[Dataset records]

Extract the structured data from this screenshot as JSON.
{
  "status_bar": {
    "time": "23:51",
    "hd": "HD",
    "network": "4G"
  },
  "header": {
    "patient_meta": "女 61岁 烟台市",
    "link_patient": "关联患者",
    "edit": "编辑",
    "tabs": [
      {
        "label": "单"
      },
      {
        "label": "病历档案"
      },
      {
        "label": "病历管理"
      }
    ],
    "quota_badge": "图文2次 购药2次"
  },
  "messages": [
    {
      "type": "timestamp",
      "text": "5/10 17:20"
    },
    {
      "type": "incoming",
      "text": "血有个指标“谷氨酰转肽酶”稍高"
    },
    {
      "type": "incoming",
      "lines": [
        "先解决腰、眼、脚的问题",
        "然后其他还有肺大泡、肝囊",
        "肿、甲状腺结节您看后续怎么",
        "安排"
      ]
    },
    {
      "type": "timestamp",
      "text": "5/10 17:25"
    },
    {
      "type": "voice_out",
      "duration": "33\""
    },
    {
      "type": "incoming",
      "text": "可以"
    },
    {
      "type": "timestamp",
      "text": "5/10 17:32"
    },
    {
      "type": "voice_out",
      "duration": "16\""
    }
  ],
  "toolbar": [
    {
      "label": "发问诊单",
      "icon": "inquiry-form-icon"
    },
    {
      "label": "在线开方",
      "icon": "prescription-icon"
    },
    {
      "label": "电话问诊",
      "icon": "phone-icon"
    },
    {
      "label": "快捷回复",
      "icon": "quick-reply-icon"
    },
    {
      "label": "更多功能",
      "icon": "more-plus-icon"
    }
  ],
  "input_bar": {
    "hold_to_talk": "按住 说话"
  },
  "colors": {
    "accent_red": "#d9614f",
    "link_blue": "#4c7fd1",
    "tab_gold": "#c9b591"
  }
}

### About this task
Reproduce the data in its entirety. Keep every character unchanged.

### Result of the exercise
Extract the structured data from this screenshot as JSON.
{
  "status_bar": {
    "time": "23:51",
    "hd": "HD",
    "network": "4G"
  },
  "header": {
    "patient_meta": "女 61岁 烟台市",
    "link_patient": "关联患者",
    "edit": "编辑",
    "tabs": [
      {
        "label": "单"
      },
      {
        "label": "病历档案"
      },
      {
        "label": "病历管理"
      }
    ],
    "quota_badge": "图文2次 购药2次"
  },
  "messages": [
    {
      "type": "timestamp",
      "text": "5/10 17:20"
    },
    {
      "type": "incoming",
      "text": "血有个指标“谷氨酰转肽酶”稍高"
    },
    {
      "type": "incoming",
      "lines": [
        "先解决腰、眼、脚的问题",
        "然后其他还有肺大泡、肝囊",
        "肿、甲状腺结节您看后续怎么",
        "安排"
      ]
    },
    {
      "type": "timestamp",
      "text": "5/10 17:25"
    },
    {
      "type": "voice_out",
      "duration": "33\""
    },
    {
      "type": "incoming",
      "text": "可以"
    },
    {
      "type": "timestamp",
      "text": "5/10 17:32"
    },
    {
      "type": "voice_out",
      "duration": "16\""
    }
  ],
  "toolbar": [
    {
      "label": "发问诊单",
      "icon": "inquiry-form-icon"
    },
    {
      "label": "在线开方",
      "icon": "prescription-icon"
    },
    {
      "label": "电话问诊",
      "icon": "phone-icon"
    },
    {
      "label": "快捷回复",
      "icon": "quick-reply-icon"
    },
    {
      "label": "更多功能",
      "icon": "more-plus-icon"
    }
  ],
  "input_bar": {
    "hold_to_talk": "按住 说话"
  },
  "colors": {
    "accent_red": "#d9614f",
    "link_blue": "#4c7fd1",
    "tab_gold": "#c9b591"
  }
}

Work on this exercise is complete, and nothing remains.